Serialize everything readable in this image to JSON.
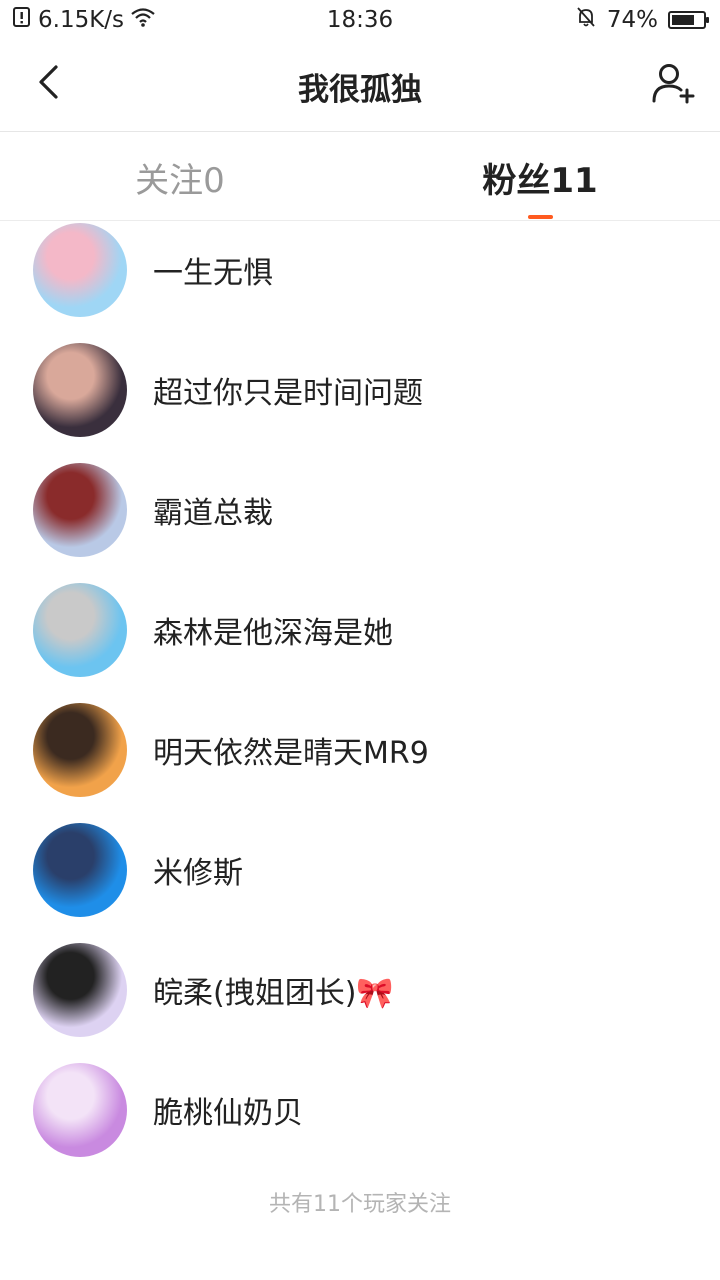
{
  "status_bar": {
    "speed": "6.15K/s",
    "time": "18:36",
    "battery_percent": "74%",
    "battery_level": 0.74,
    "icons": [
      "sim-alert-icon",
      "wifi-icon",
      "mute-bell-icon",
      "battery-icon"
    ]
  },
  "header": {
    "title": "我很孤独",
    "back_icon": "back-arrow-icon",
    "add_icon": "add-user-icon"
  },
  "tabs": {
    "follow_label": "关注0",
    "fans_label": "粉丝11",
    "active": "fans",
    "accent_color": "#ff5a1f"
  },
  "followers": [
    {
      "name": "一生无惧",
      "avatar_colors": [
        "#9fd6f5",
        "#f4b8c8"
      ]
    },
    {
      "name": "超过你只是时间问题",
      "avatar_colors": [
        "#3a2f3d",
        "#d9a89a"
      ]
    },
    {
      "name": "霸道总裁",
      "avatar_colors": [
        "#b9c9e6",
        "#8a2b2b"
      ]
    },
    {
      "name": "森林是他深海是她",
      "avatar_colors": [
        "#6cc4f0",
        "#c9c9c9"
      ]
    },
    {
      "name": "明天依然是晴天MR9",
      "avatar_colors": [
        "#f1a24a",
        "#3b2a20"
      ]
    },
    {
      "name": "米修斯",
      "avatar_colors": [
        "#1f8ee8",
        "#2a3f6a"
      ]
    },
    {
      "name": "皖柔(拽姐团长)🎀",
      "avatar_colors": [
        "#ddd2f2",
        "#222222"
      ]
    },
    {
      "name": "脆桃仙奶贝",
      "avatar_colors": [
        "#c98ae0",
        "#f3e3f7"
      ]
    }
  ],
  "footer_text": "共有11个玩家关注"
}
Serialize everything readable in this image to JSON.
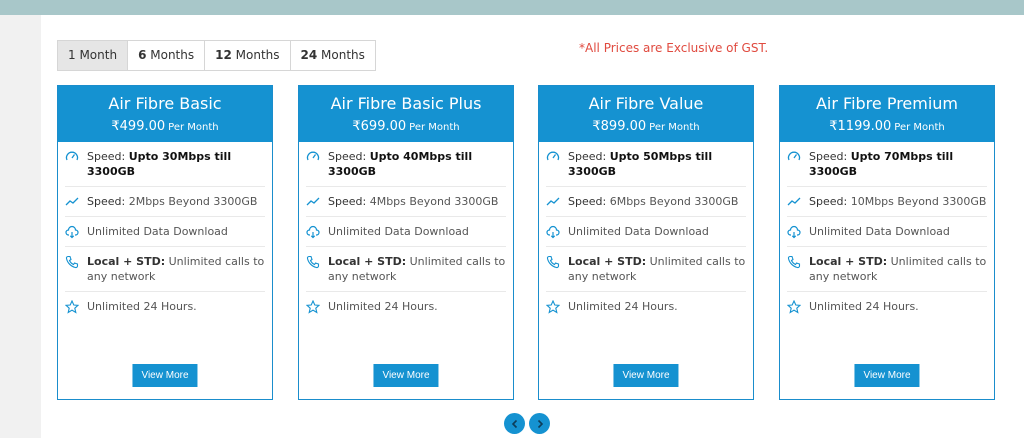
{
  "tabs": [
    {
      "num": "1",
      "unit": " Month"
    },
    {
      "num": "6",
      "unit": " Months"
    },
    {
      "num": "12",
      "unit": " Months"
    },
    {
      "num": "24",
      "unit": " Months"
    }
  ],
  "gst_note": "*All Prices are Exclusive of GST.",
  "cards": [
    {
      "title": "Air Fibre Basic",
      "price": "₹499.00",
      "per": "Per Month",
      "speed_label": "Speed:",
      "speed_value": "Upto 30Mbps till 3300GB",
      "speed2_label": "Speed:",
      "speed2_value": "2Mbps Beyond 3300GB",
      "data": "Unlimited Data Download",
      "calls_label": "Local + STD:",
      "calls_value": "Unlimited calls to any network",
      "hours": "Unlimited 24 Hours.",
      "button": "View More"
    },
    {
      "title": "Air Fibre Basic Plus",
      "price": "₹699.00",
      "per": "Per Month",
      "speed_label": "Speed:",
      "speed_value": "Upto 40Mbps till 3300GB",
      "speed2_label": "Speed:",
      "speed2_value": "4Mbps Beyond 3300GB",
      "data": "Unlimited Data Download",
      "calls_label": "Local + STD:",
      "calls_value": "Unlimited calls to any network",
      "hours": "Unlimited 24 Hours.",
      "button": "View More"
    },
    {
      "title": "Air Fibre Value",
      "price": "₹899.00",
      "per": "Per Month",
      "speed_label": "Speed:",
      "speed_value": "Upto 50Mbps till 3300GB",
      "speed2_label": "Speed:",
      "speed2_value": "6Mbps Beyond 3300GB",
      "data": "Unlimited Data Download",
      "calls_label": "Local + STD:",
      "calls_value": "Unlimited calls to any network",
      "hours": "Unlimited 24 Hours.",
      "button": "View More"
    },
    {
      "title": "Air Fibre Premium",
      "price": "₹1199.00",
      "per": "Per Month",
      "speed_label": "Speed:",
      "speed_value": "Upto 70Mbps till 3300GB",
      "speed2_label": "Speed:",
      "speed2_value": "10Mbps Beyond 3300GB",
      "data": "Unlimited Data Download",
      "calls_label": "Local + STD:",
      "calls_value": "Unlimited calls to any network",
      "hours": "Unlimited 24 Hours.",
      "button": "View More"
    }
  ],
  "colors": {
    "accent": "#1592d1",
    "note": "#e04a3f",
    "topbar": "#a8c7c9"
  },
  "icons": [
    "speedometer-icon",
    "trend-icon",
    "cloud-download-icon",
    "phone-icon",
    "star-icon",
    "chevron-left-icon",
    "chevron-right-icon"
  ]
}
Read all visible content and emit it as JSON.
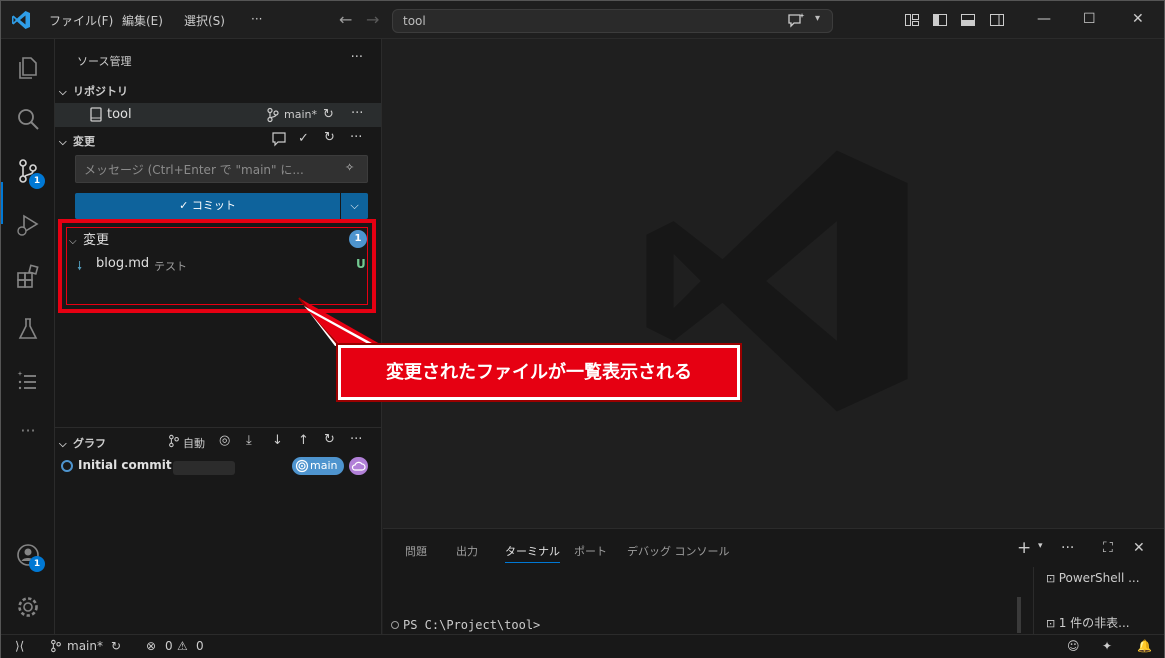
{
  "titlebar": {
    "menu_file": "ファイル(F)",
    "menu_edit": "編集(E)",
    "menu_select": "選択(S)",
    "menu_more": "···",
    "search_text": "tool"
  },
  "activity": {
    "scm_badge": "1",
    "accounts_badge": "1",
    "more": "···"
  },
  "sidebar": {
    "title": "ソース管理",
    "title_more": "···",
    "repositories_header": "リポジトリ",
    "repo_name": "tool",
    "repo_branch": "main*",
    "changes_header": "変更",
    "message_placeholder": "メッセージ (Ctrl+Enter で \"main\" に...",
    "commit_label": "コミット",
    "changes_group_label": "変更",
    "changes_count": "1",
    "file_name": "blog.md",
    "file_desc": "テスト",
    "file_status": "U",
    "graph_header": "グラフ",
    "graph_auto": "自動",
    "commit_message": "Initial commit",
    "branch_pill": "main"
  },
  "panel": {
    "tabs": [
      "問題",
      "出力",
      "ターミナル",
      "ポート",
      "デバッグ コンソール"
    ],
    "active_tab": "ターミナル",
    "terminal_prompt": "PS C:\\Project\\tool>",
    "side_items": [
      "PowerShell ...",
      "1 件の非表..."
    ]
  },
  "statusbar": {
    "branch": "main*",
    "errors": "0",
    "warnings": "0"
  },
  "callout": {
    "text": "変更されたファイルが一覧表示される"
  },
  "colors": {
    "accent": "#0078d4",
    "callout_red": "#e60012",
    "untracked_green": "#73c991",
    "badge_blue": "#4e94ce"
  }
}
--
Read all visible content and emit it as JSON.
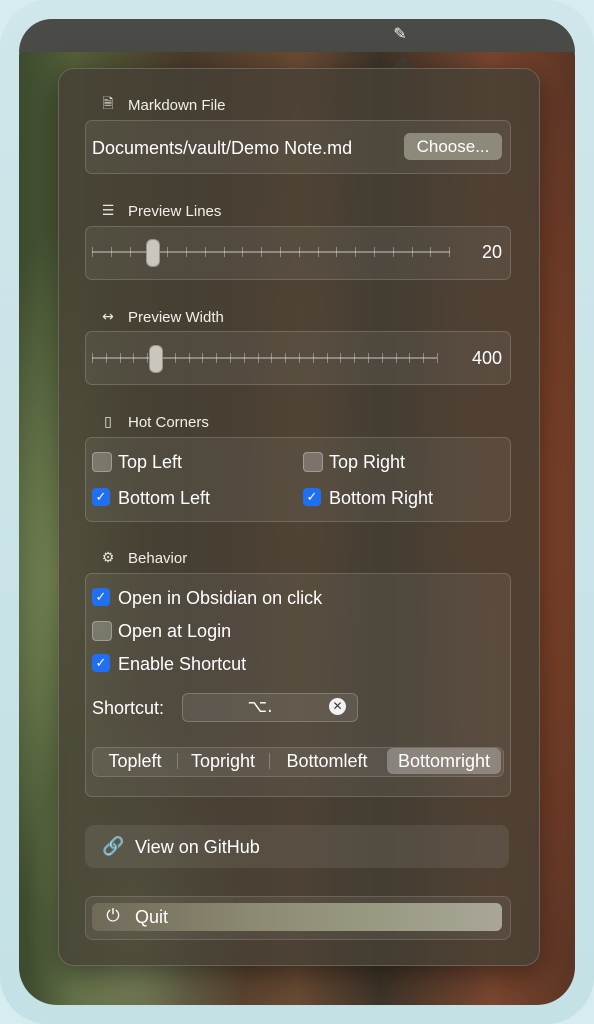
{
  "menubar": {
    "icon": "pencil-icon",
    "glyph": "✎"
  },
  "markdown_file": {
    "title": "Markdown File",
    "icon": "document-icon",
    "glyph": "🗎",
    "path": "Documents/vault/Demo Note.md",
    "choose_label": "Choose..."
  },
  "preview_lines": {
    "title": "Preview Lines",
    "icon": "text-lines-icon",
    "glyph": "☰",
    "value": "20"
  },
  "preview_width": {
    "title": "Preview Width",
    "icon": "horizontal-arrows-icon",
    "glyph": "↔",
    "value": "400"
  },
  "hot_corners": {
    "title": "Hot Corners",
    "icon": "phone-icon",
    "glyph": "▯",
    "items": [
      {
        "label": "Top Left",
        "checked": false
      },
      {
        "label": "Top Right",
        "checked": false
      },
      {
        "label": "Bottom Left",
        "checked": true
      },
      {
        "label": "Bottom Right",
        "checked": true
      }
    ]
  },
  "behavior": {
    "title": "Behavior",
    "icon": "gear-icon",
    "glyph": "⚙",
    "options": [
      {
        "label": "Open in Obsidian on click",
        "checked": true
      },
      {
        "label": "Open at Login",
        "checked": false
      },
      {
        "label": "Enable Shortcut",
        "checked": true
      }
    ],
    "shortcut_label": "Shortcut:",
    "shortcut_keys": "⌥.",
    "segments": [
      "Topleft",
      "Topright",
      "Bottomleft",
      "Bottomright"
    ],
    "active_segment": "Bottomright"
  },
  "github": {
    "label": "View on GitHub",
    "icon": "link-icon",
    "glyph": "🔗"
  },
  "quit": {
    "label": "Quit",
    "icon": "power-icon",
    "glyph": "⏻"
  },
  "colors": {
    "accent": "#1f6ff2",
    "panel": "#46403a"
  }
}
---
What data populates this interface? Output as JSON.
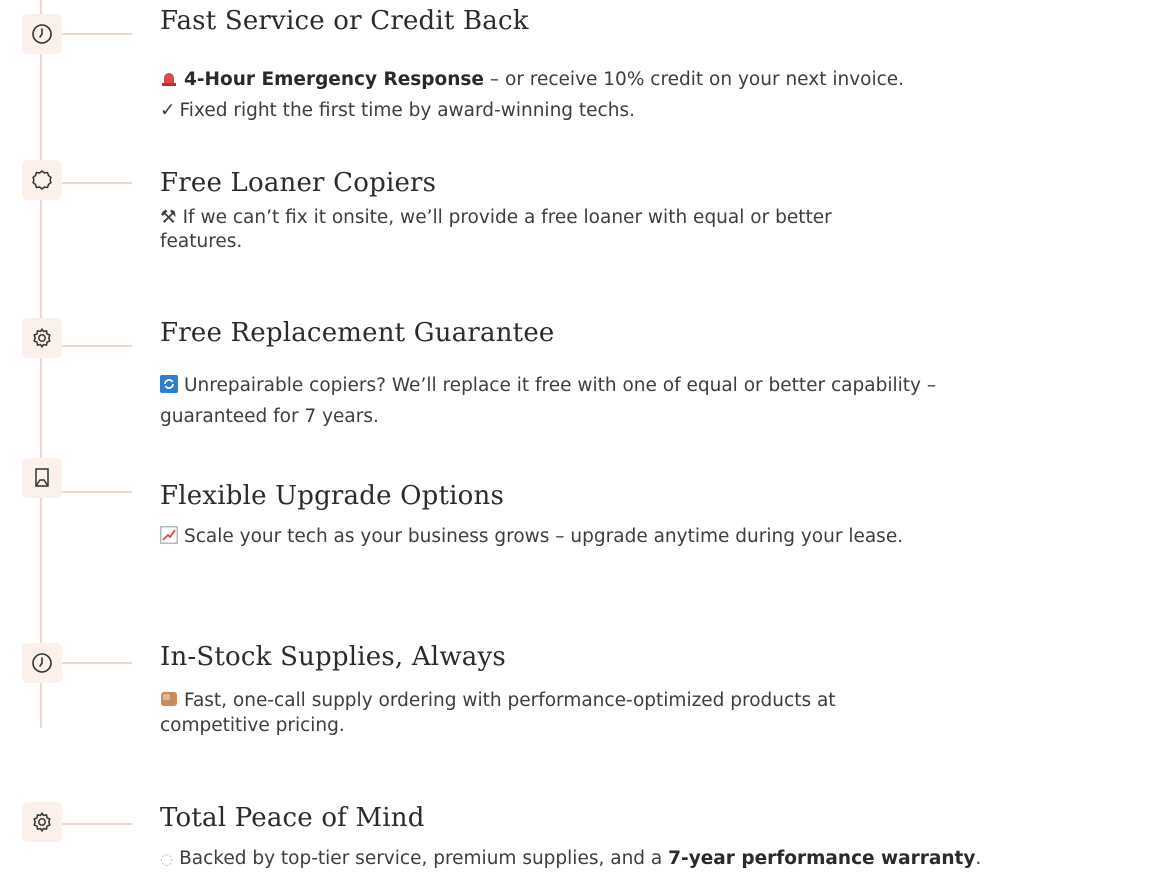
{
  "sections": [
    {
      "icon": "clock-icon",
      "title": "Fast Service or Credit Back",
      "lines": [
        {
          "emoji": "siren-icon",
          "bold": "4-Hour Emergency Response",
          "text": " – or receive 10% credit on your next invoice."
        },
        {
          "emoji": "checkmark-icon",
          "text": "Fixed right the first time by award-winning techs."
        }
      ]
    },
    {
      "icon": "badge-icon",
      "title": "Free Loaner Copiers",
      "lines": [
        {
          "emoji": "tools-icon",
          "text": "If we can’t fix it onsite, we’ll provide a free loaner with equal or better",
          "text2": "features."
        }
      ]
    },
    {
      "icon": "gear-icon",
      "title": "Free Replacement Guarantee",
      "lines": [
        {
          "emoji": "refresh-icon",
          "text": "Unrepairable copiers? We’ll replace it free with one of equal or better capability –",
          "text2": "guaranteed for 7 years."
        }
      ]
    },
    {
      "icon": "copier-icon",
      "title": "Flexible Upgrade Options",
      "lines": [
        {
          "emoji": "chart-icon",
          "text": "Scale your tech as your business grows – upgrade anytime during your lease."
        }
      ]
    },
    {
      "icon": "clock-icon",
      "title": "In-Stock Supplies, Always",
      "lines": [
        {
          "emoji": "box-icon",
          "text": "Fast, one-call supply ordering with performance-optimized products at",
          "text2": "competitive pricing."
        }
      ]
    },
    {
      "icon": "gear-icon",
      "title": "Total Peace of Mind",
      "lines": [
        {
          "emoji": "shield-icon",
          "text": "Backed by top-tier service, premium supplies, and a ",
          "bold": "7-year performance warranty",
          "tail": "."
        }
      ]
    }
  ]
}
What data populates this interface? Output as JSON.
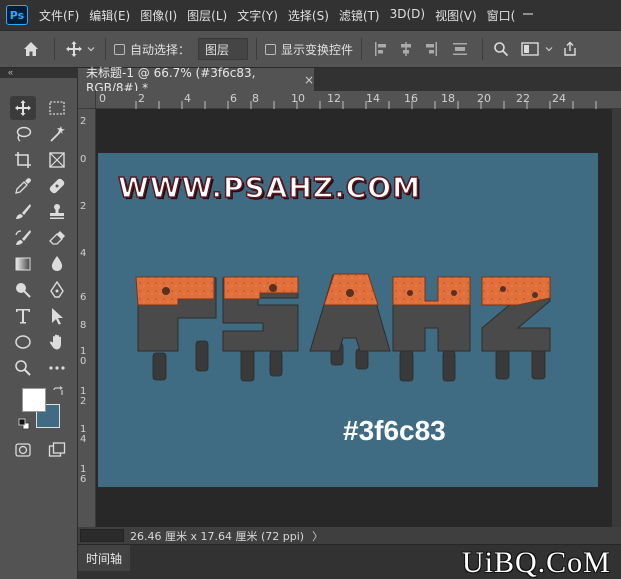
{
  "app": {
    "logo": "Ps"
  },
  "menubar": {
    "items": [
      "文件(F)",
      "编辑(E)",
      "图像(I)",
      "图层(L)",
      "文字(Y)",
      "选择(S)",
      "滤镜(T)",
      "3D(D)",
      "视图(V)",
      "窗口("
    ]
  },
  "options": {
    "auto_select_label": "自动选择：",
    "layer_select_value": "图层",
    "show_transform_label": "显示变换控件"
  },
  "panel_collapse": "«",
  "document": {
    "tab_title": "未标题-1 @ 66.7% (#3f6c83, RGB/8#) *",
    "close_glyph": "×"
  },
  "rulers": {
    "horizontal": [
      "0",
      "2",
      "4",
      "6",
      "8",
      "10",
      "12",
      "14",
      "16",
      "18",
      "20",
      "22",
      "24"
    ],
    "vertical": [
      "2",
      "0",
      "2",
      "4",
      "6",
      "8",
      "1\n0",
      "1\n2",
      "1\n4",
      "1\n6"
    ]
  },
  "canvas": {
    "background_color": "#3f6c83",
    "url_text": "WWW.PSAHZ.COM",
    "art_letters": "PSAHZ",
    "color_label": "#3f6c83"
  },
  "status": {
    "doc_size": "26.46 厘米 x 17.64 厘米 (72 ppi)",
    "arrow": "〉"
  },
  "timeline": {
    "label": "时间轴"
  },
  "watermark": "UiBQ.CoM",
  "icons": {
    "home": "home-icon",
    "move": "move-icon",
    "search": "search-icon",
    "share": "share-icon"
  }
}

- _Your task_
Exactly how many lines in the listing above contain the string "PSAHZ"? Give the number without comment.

- _Task solution_
2